Remember, this will not last forever. This is just one part of our lives that is occurring and we will get through it.
Grateful? Blessed? HAPPY?
While for some it may be hard to understand how these feelings can occur right now, I have noticed that there are some who are experiencing these emotions as time goes on.
Feeling grateful/blessed/happy tends to come from looking on the bright side of things, and those who are experiencing this may be in a place where they went through the above feelings and came to the conclusion that they cannot control this situation, then became okay with that, and then remembered that will not last forever, so they decided to make the best out of the situation that they are currently in.
This may include journalling, trying to keep a bit of a new-normal schedule, and finding ways to keep busy and active.
Spending time with family and friends (social-distancing included, as usual!) will also help if you are in need of a happiness boost!
It is completely valid to feel happy that some things are cancelled and that you have more time to yourself, or that some of your responsibilities are on hold so now you have time to watch more TV/workout/relax/spend time with family/etc. This is a weird time, and finding what makes you happy is important!

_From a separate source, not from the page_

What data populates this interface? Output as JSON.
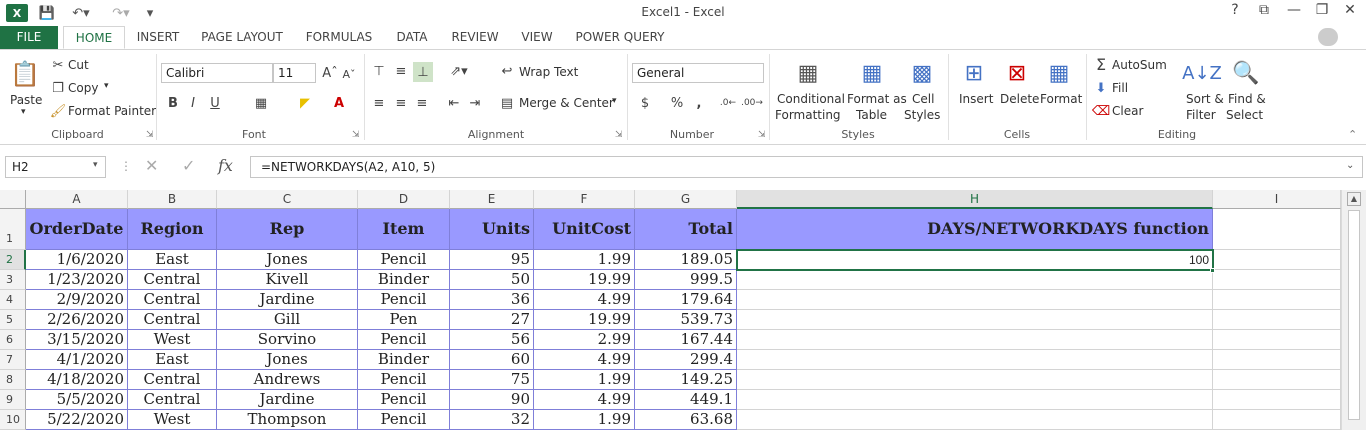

We will get through this, one day at a time. The Wellness and Stress Clinic of Memphis will be open today, Monday April 20th, from 5-7:15pm. We will be offering Tele-Health Appointments during those times, which if you are interested in making an appointment, please call (901) 506-5433. If you would like any self-care tips, please refer to the “Self-Care and COVID-19” post from a few weeks ago. Stay safe and healthy, and remember to help #StopTheSpread in any way that you can.

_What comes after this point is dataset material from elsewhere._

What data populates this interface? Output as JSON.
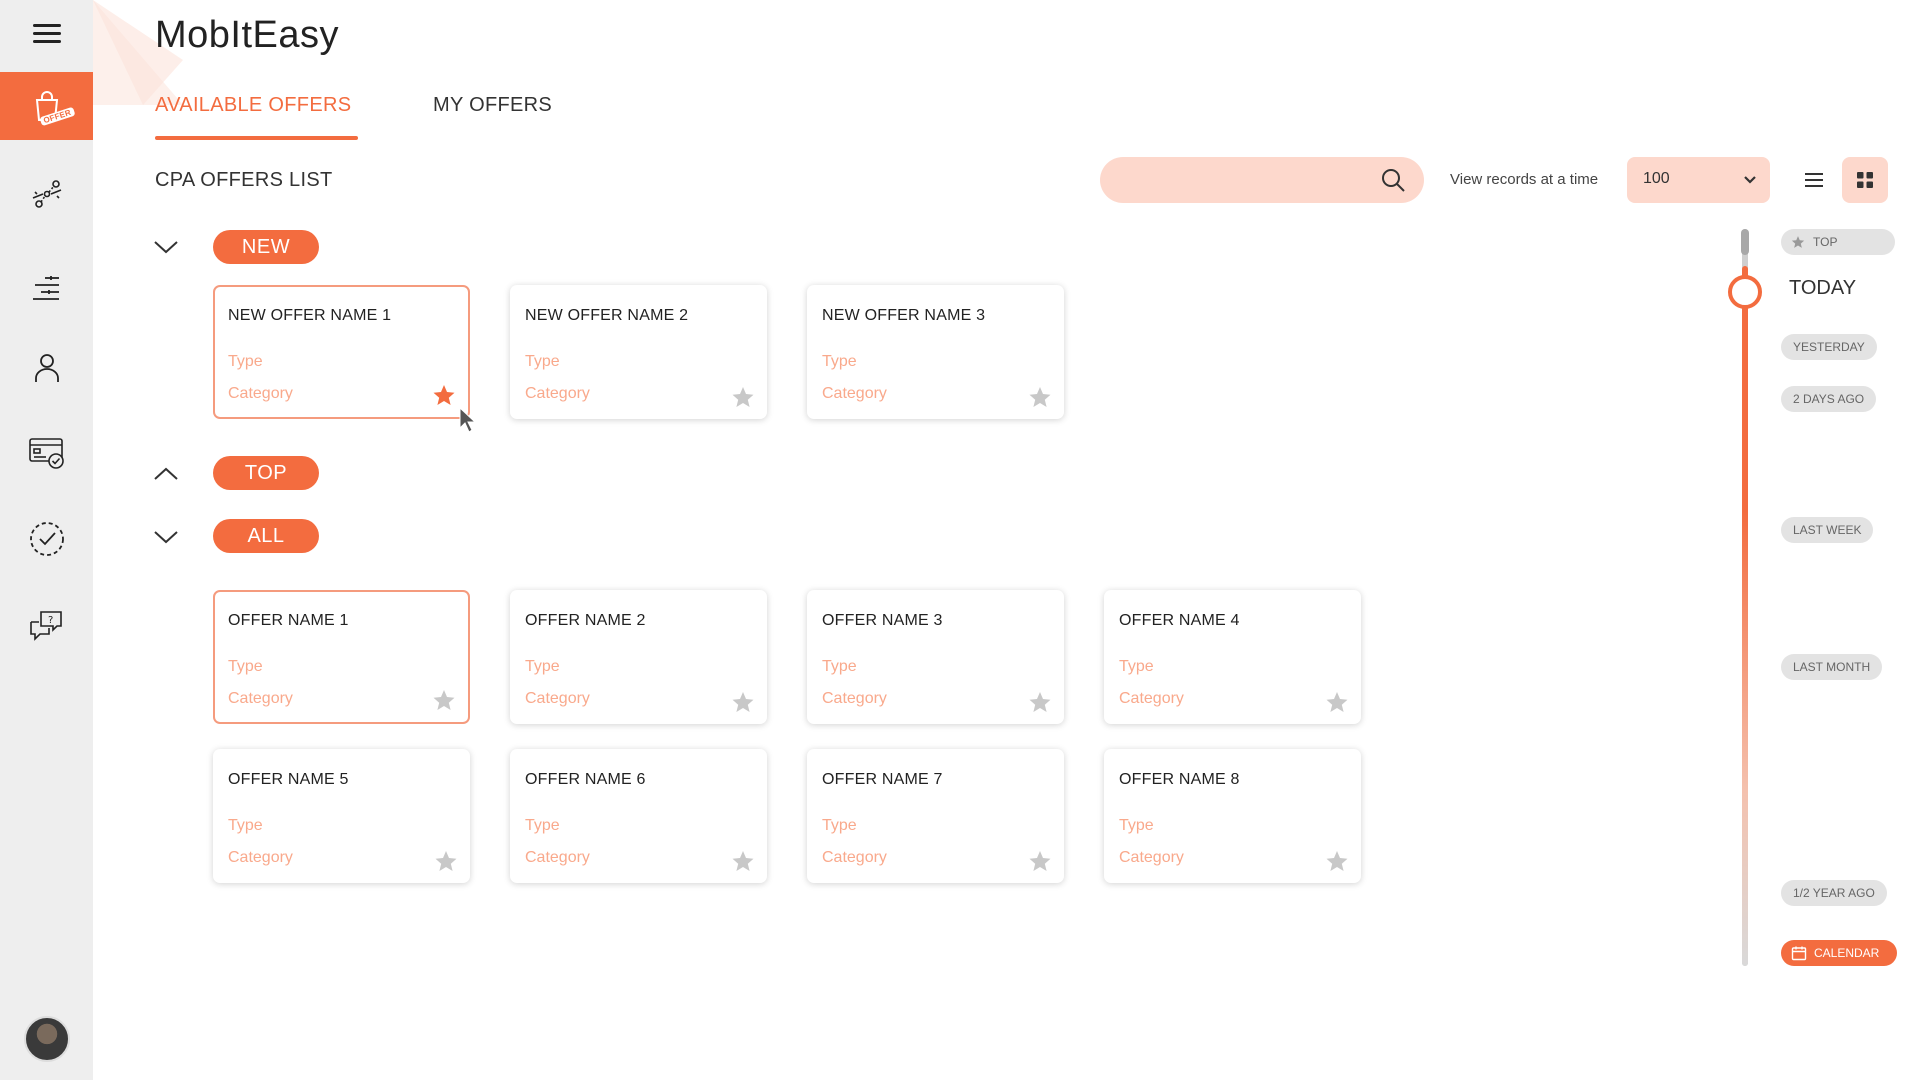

Being kind is not only beneficial for others, but also for yourself! Recent research has shown that both giving and receiving kindness helps promote good health and general well-being. By infusing the community with kindness, you can help create a “ripple effect” that can branch into an entire network of positivity. It may seem hard to spread kindness during the quarantine, but I hope I can give you some ideas about how to create this ripple effect from the comfort of your own home.
Whether you’re quarantining by yourself, with your pets, friends, or family, it will help you to spread kindness!

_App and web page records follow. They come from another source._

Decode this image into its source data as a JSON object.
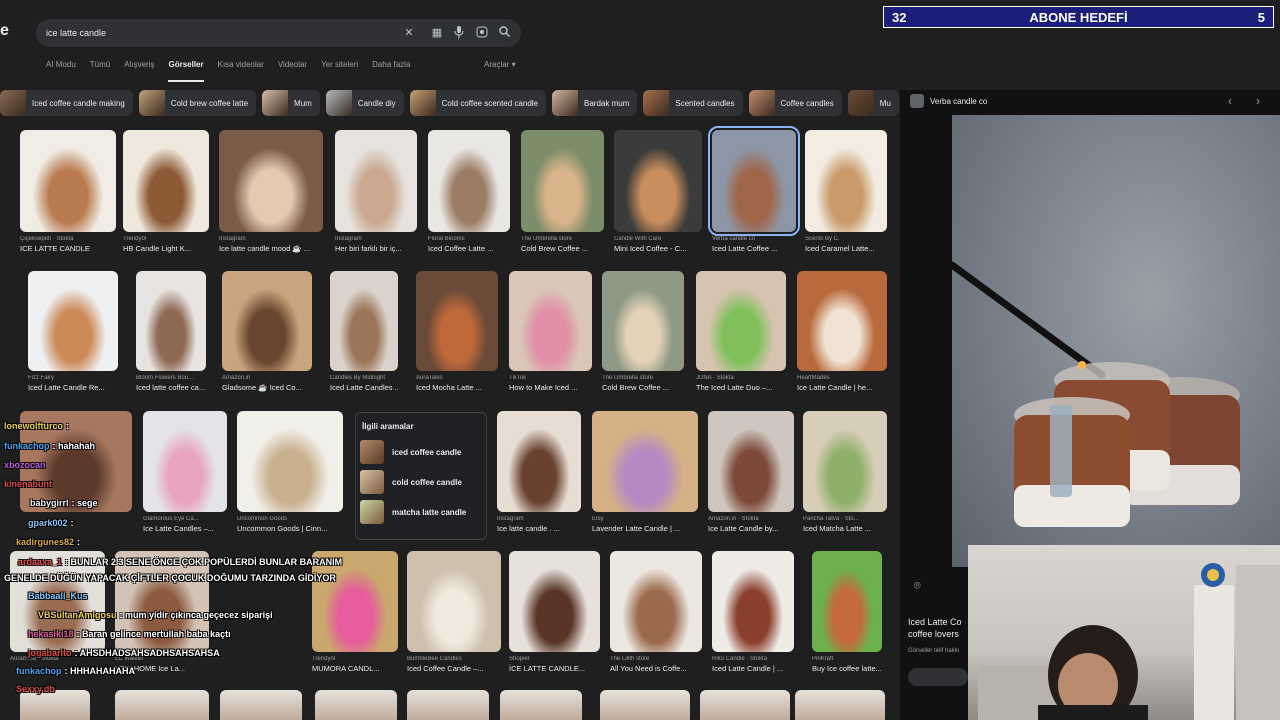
{
  "search": {
    "query": "ice latte candle",
    "logo_fragment": "e"
  },
  "goal_overlay": {
    "left_count": "32",
    "title": "ABONE HEDEFİ",
    "right_count": "5"
  },
  "tabs": [
    {
      "label": "AI Modu",
      "active": false
    },
    {
      "label": "Tümü",
      "active": false
    },
    {
      "label": "Alışveriş",
      "active": false
    },
    {
      "label": "Görseller",
      "active": true
    },
    {
      "label": "Kısa videolar",
      "active": false
    },
    {
      "label": "Videolar",
      "active": false
    },
    {
      "label": "Yer siteleri",
      "active": false
    },
    {
      "label": "Daha fazla",
      "active": false
    }
  ],
  "tools_label": "Araçlar",
  "chips": [
    {
      "label": "Iced coffee candle making",
      "color": "#8a6a55"
    },
    {
      "label": "Cold brew coffee latte",
      "color": "#c2a27c"
    },
    {
      "label": "Mum",
      "color": "#d8c0a8"
    },
    {
      "label": "Candle diy",
      "color": "#b6bcc2"
    },
    {
      "label": "Cold coffee scented candle",
      "color": "#c9a074"
    },
    {
      "label": "Bardak mum",
      "color": "#d4b5a0"
    },
    {
      "label": "Scented candles",
      "color": "#a5704d"
    },
    {
      "label": "Coffee candles",
      "color": "#c48d6f"
    },
    {
      "label": "Mu",
      "color": "#6b4a36"
    }
  ],
  "grid": [
    {
      "src": "Çiçeksepeti · Stokta",
      "cap": "ICE LATTE CANDLE",
      "c1": "#f1ede6",
      "c2": "#b87a4e"
    },
    {
      "src": "Trendyol",
      "cap": "HB Candle Light K...",
      "c1": "#efe8dc",
      "c2": "#8c5a35"
    },
    {
      "src": "Instagram",
      "cap": "Ice latte candle mood ☕ ...",
      "c1": "#7a5a48",
      "c2": "#e2cbb2"
    },
    {
      "src": "Instagram",
      "cap": "Her biri farklı bir iç...",
      "c1": "#e6e2de",
      "c2": "#c9a88f"
    },
    {
      "src": "Floral Blooms",
      "cap": "Iced Coffee Latte ...",
      "c1": "#e9e7e4",
      "c2": "#9c7c63"
    },
    {
      "src": "The Umbrella store",
      "cap": "Cold Brew Coffee ...",
      "c1": "#7d8c6a",
      "c2": "#d9b48a"
    },
    {
      "src": "Candle With Care",
      "cap": "Mini Iced Coffee - C...",
      "c1": "#3b3b3b",
      "c2": "#c98e5c"
    },
    {
      "src": "Verba candle co",
      "cap": "Iced Latte Coffee ...",
      "c1": "#8d96a6",
      "c2": "#a0664a",
      "selected": true
    },
    {
      "src": "Scents By C.",
      "cap": "Iced Caramel Latte...",
      "c1": "#f2ece2",
      "c2": "#c99b6a"
    },
    {
      "src": "Fizz Fairy",
      "cap": "Iced Latte Candle Re...",
      "c1": "#eef0f2",
      "c2": "#cc8a59"
    },
    {
      "src": "Bloom Flowers Bou...",
      "cap": "Iced latte coffee ca...",
      "c1": "#e7e4e1",
      "c2": "#8e6a54"
    },
    {
      "src": "Amazon.in",
      "cap": "Gladsome ☕ Iced Co...",
      "c1": "#c8a57e",
      "c2": "#6a4530"
    },
    {
      "src": "Candles By Midnight",
      "cap": "Iced Latte Candles ...",
      "c1": "#d9d3cb",
      "c2": "#9b7459"
    },
    {
      "src": "AuraTales",
      "cap": "Iced Mocha Latte ...",
      "c1": "#6a4a38",
      "c2": "#c06a3a"
    },
    {
      "src": "TikTok",
      "cap": "How to Make Iced ...",
      "c1": "#d9c6b8",
      "c2": "#e08fa6"
    },
    {
      "src": "The Umbrella store",
      "cap": "Cold Brew Coffee ...",
      "c1": "#8e9a86",
      "c2": "#e4d2b8"
    },
    {
      "src": "JUNA · Stokta",
      "cap": "The Iced Latte Duo –...",
      "c1": "#d6c3b0",
      "c2": "#7fc05a"
    },
    {
      "src": "HeartMades",
      "cap": "Ice Latte Candle | he...",
      "c1": "#b86a3c",
      "c2": "#f0e3d5"
    },
    {
      "src": "",
      "cap": "",
      "c1": "#a77760",
      "c2": "#5b3a2c"
    },
    {
      "src": "Glamorous Eye Ca...",
      "cap": "Ice Latte Candles –...",
      "c1": "#e3e3e8",
      "c2": "#e9a4c0"
    },
    {
      "src": "Uncommon Goods",
      "cap": "Uncommon Goods | Cinn...",
      "c1": "#f1efe9",
      "c2": "#c9b08e"
    },
    {
      "src": "Instagram",
      "cap": "Ice latte candle . ...",
      "c1": "#e7ddd3",
      "c2": "#6a4131"
    },
    {
      "src": "Etsy",
      "cap": "Lavender Latte Candle | ...",
      "c1": "#d6b186",
      "c2": "#b48ac4"
    },
    {
      "src": "Amazon.in · Stokta",
      "cap": "Ice Latte Candle by...",
      "c1": "#cfc7bf",
      "c2": "#7d4a3a"
    },
    {
      "src": "Pancha Tatva · Sto...",
      "cap": "Iced Matcha Latte ...",
      "c1": "#d8cdb8",
      "c2": "#8fb06a"
    },
    {
      "src": "Auramma · Stokta",
      "cap": "",
      "c1": "#e2dfdb",
      "c2": "#9a6d52"
    },
    {
      "src": "LC Waikiki",
      "cap": "LCW HOME Ice La...",
      "c1": "#d2c3b6",
      "c2": "#8c5b3f"
    },
    {
      "src": "Trendyol",
      "cap": "MUMORA CANDL...",
      "c1": "#c9a76d",
      "c2": "#e65c9c"
    },
    {
      "src": "BumbleBee Candles",
      "cap": "Iced Coffee Candle –...",
      "c1": "#cfc0ae",
      "c2": "#f1eadf"
    },
    {
      "src": "Shopier",
      "cap": "İCE LATTE CANDLE...",
      "c1": "#e6e1db",
      "c2": "#5a3527"
    },
    {
      "src": "The Lilith store",
      "cap": "All You Need is Coffe...",
      "c1": "#ece7e1",
      "c2": "#9b6a4c"
    },
    {
      "src": "Riko Candle · Stokta",
      "cap": "Iced Latte Candle | ...",
      "c1": "#efece8",
      "c2": "#8a3f2e"
    },
    {
      "src": "PinKraft",
      "cap": "Buy Ice coffee latte...",
      "c1": "#6db04e",
      "c2": "#c46a3c"
    }
  ],
  "related": {
    "title": "İlgili aramalar",
    "items": [
      "iced coffee candle",
      "cold coffee candle",
      "matcha latte candle"
    ]
  },
  "preview": {
    "site": "Verba candle co",
    "title": "Iced Latte Co coffee lovers",
    "subtitle": "Görseller telif hakkı"
  },
  "chat": [
    {
      "user": "lonewolfturco",
      "text": ":",
      "color": "#e8d24a"
    },
    {
      "user": "funkachop",
      "text": ": hahahah",
      "color": "#4aa3f5"
    },
    {
      "user": "xbozocan",
      "text": "",
      "color": "#c05ae0"
    },
    {
      "user": "kinenabunt",
      "text": "",
      "color": "#e04a4a"
    },
    {
      "user": "babygirrl",
      "text": ": sege",
      "color": "#f0f0f0"
    },
    {
      "user": "gpark002",
      "text": ":",
      "color": "#8ec5ff"
    },
    {
      "user": "kadirgunes82",
      "text": ":",
      "color": "#e0a94a"
    },
    {
      "user": "ardaaxa_1",
      "text": ": BUNLAR 2 3 SENE ÖNCE ÇOK POPÜLERDİ BUNLAR BARANIM",
      "color": "#e04a4a"
    },
    {
      "user": "",
      "text": "GENELDE DÜĞÜN YAPACAK ÇİFTLER ÇOCUK DOĞUMU TARZINDA GİDİYOR",
      "color": "#ffffff"
    },
    {
      "user": "Babbaali_Kus",
      "text": "",
      "color": "#7ac7ff"
    },
    {
      "user": "VBSultanAmigosu",
      "text": ": mum yidir çıkınca geçecez siparişi",
      "color": "#f0d24a"
    },
    {
      "user": "hekasiki18",
      "text": ": Baran gelince mertullah baba kaçtı",
      "color": "#e05aa0"
    },
    {
      "user": "jogabarito",
      "text": ": AHSDHADSAHSADHSAHSAHSA",
      "color": "#e04a4a"
    },
    {
      "user": "funkachop",
      "text": ": HHHAHAHAHA",
      "color": "#4aa3f5"
    },
    {
      "user": "Sexxy.db",
      "text": "",
      "color": "#e04a4a"
    }
  ]
}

Journal your appreciation and admiration, or tell your friends and family members how much you love and care for them!
Act Generously and Give Back
Donate to charities, food banks, and people in need during this time. By giving back to the community, you’re spreading kindness and creating the ripple effect of positivity that the world needs right now!
If you’re an avid poster (or re-poster), then make sure the content you are sharing is adding to people’s lives and creates a more positive and kind view. By sharing positive content, you’re helping to shape a more positive world.
Kindness starts with yourself. It’s important to treat yourself with the same love and care that you would treat others with. Take some time for yourself, practice self-love and self-care, and remind yourself that you deserve all of the goodness that the world has to offer.
By using these 5 tips, you can effectively spread kindness to all who need it, including yourself. If you are in need of any health services, please call the clinic at (901) 306-5433. We are open tonight, April 13th, from 5-7:15pm CST and will be offering tele-health appointments. Stay healthy and safe, and remember to help #StopTheSpread by using these tips and through the use of social distancing.